Scaling super computers also requires chips. LLM builders, enterprises and governments are boosting semiconductor demand, and companies are seeking to improve chips to speed the movement of data in and out of memory with increased power and more efficient memory systems. In addition, electric vehicle (EV) engines and wireless network infrastructure upgrades are driving demand for chips. But customers want to reduce costs, so semiconductor companies are working to design hardware that helps companies reduce the cost of running queries and the retail prices of products such as EVs for end consumers.

One of the biggest challenges for semiconductor companies has been managing supply and demand, as supply chain issues have led to margin costs. Difficulties obtaining equipment and components, plus a surge in demand as companies and consumers prioritized semiconductor-intensive products, led to a chips shortage that became exacerbated during the COVID-19 pandemic. Investors are watching how initiatives to increase domestic production might help high-speed digital applications get the necessary supplies.

PE firms have been active in buying software companies that have recurring revenue and have demonstrated the ability to generate cash flow.
Global Head of Technology M&A

Private Equity Investing in Software

Despite investor concerns about macroeconomic headwinds and slowing growth, private equity sponsors are still actively pursuing attractive software opportunities, according to Mike Wyatt, Global Head of Technology M&A. “Growth assets continue to demand premium valuations,” Wyatt said. “PE firms have been active in buying software companies that have recurring revenue and have demonstrated the ability to generate cash flow,” he said, even in a high-interest-rate environment that has made leveraged buyouts more expensive.

The bar for technology initial public offerings continues to remain high. Sponsor buyouts, corporate carveouts and sponsor-to-sponsor trades are seen as more viable alternatives, according to Umi Mehta, Global Head of Technology Private Equity and Venture Capital Investment Banking. “As it stands today, sponsors are effectively at the top of the food chain as active acquirers of technology assets,” Mehta said. Private equity firms continue to be most interested in investing in software assets given their recent performance, financial profile and long-term opportunity, he added.
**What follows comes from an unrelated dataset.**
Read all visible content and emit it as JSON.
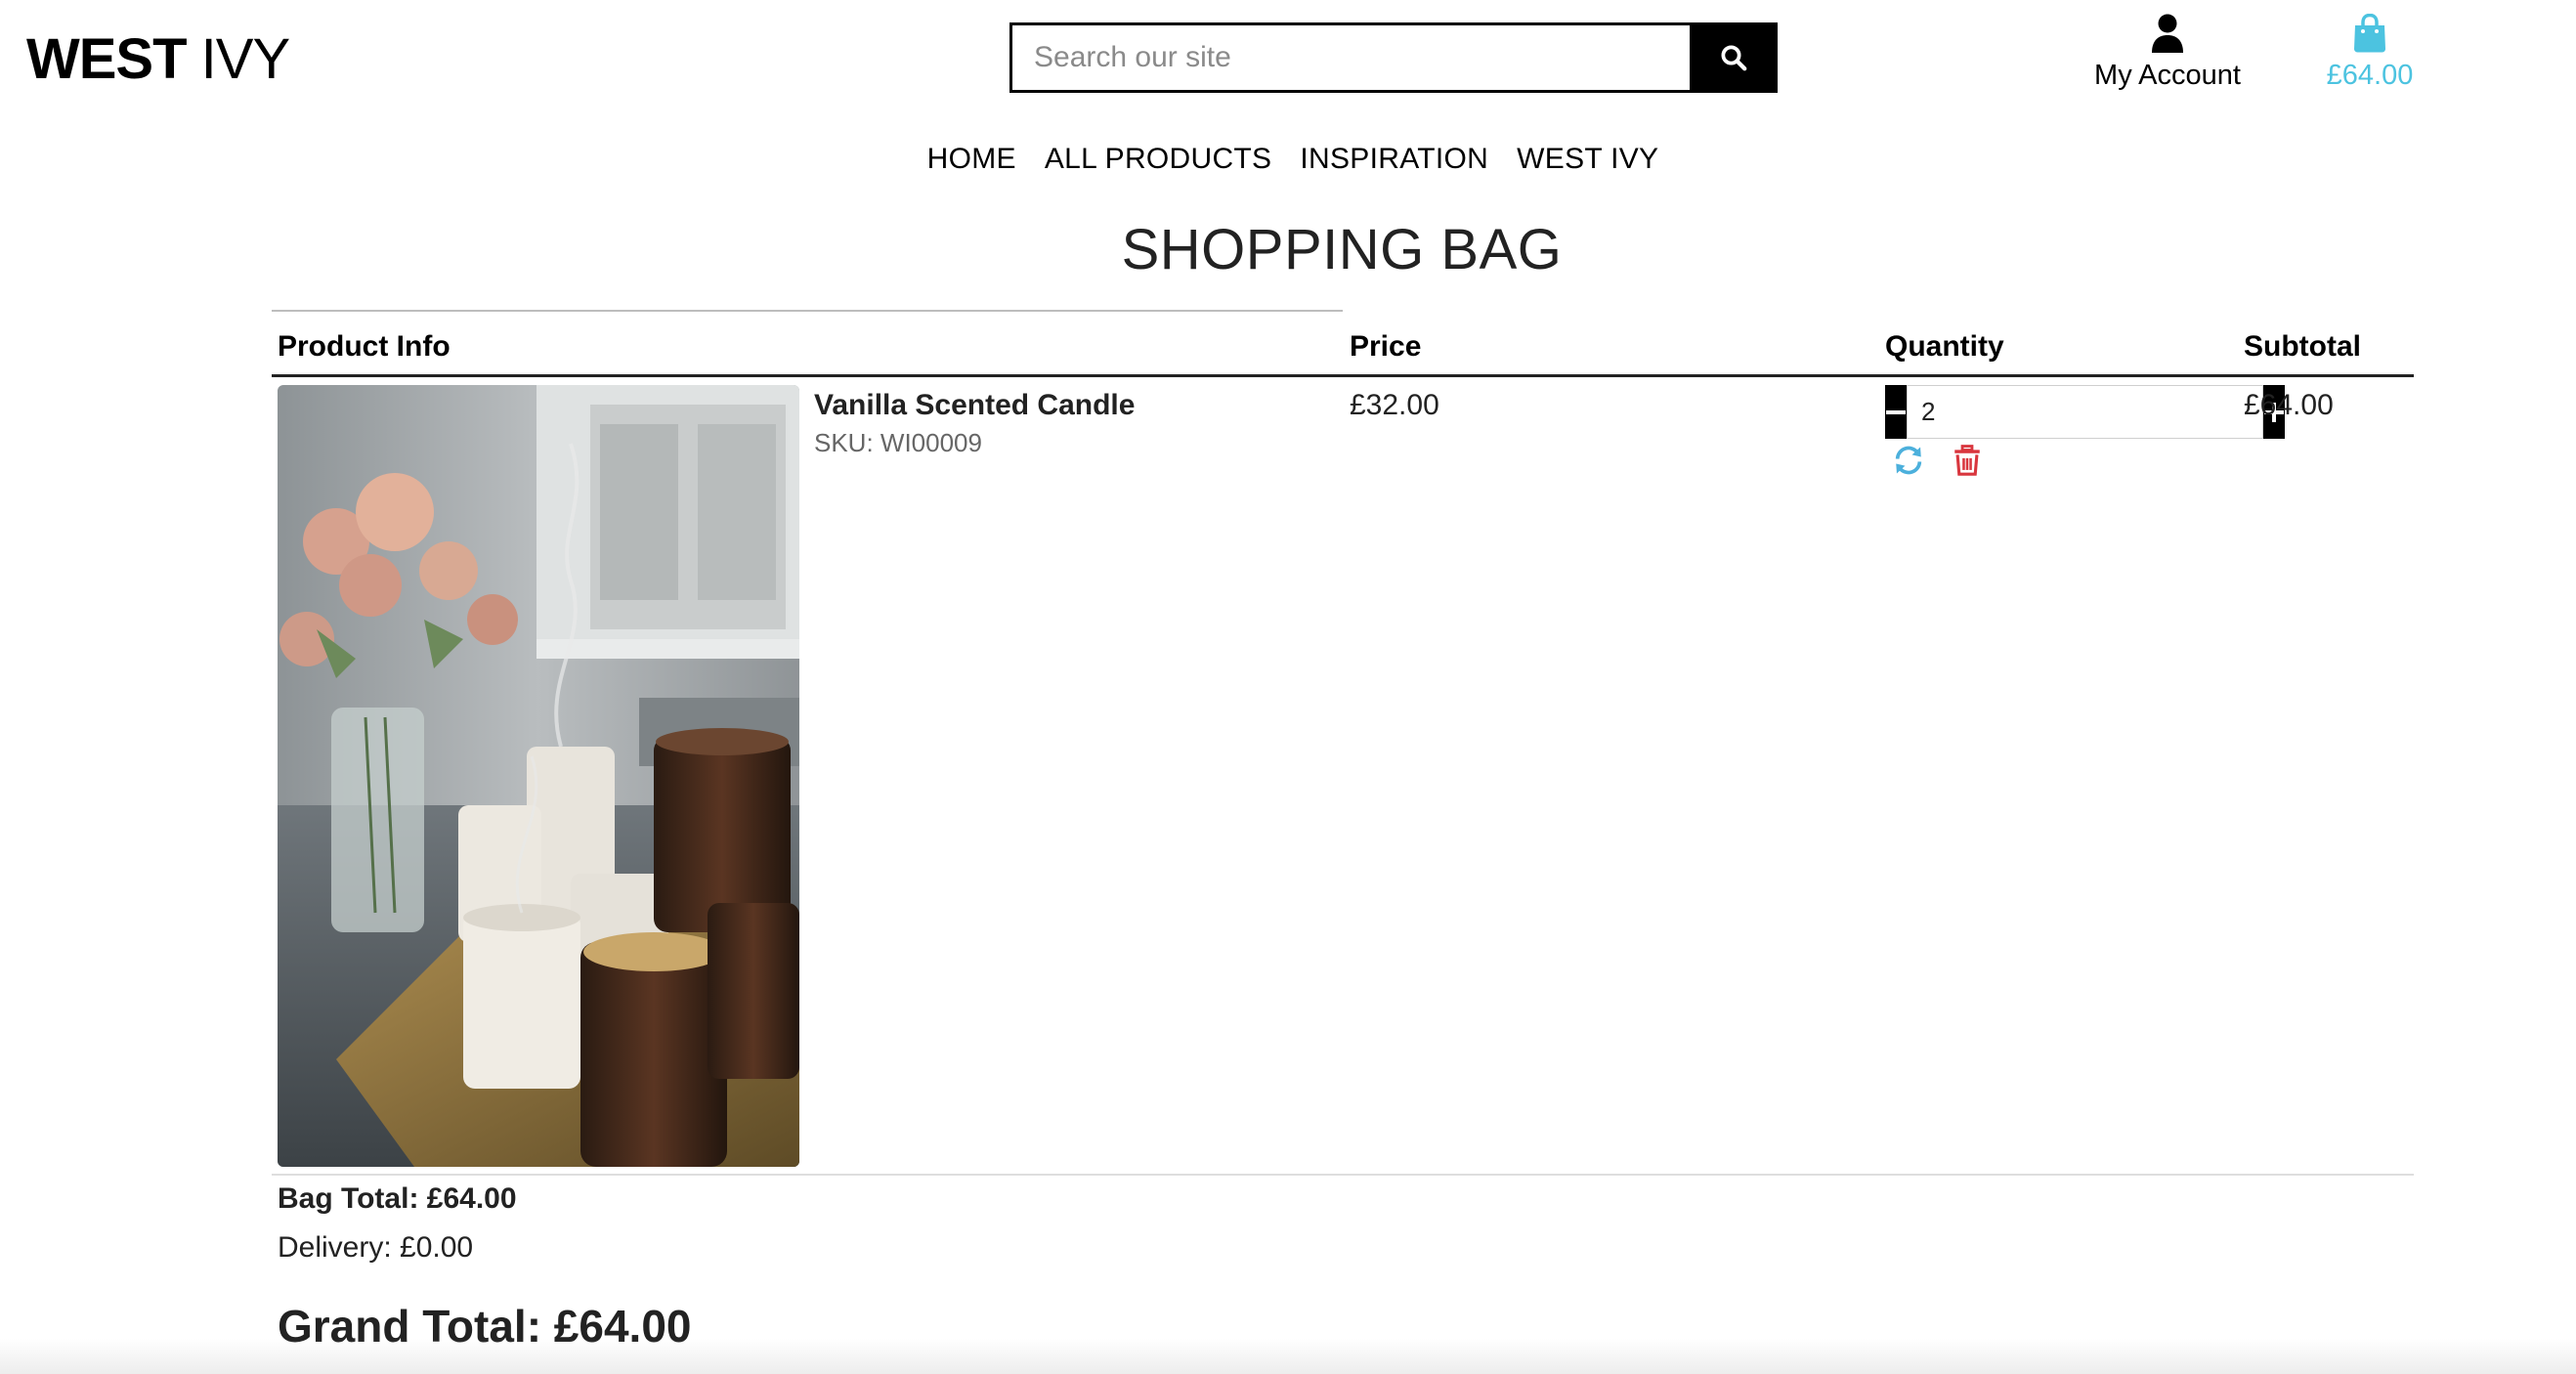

Read More Investment Banking Insights

Discover how Morgan Stanley Investment Banking's advisory and capital-raising services create value for corporations, organizations and governments around the world.

More Insights